Affected parties: The draft regulation would apply to both providers and users:

  • Provider: a natural or legal person that develops an AI system with the goal of placing it on the EU market;
  • User: a natural or legal person using an AI system, except where the use relates to personal non-professional activity.

Extra-territorial reach: The draft regulation would have extraterritorial effect:

  • Providers (even if based outside and not established within the EU) that place AI systems on the market or put them into service in the EU;
  • Users of AI systems located in the EU; and
  • Providers and users of AI systems located in a third country, where the output produced by the system is used in the EU.

Providers based outside the EU must appoint an authorized representative if no importer can be identified. The extra-territorial reach of the regulation echoes the approach taken by the EU with respect to the protection of personal data under the GDPR. If an AI system is placed on the EU market or its use affects people in the EU, the regulation will apply, whether or not the relevant AI system providers or users are located in the EU. This long-arm approach will bring parties outside the EU within the scope of the regulation and potentially liable for fines.

Other actors: The regulation will potentially have an effect on other actors in the AI value chain, including importers, distributors and third-party suppliers. Importers and distributors will have to ensure that conformity with the regulation has occurred and both they, third-parties, and users may have primary liability where they substantially modify AI systems that are subject to conformity rules. Distributors who have reason to believe that a high-risk AI system is non-conforming must not make the system available on the market and must inform the provider or importer; distributors may have product recall and other reporting obligations. Storage and transport arrangements must not jeopardize AI regulatory conformity.

Monitoring: After a high-risk system is put into use, the providers must establish a post-launch monitoring system to collect operational data, ensure continuous compliance, and effect any necessary corrective actions.

Enforcement: The regulation will be enforced by EU Member State authorities with assistance of the European AI Board, which will seek to ensure cooperation at the national level in the EU and will provide guidance and oversight. Compliance with these requirements will be verified through fines of up to €30 million or, for companies, 6% of turnover for certain violations and the possibility of forced withdrawal of the AI system from the market.

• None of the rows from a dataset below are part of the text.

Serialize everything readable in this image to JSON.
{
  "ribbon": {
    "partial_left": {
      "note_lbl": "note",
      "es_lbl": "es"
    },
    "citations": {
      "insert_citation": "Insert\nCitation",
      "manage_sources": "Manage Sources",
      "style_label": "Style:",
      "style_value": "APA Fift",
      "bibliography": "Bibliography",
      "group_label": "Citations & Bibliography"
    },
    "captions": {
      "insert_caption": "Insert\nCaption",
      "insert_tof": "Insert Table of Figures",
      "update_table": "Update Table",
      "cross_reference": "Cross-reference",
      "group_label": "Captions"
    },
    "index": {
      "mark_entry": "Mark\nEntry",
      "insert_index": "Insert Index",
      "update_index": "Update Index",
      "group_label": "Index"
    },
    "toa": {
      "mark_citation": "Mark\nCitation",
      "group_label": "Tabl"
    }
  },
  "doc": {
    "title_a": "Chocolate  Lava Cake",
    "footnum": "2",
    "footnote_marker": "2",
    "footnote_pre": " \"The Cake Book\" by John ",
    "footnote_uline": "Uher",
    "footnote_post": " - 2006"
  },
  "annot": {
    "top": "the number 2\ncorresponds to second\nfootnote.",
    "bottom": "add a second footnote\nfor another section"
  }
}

Next steps: The draft regulation provides insight into the European Commission’s stance towards AI, but much will depend on the views of EU lawmakers and the pressure applied by lobbyists during the adoption process. The draft proposals put forward by the EU Parliament last fall and subsequent submissions by Parliamentarians to the European Commission show a desire for stronger positions on fundamental rights and anti-discrimination. EU Member States also have different perspectives, with France adopting a more permissive approach to security measures and Germany placing greater emphasis on the constitutional rights associated with privacy.

This is a good time for affected businesses to begin evaluating possible risks to their business models and examine their AI supply chains to consider how any such risks associated with the draft regulation can be offset.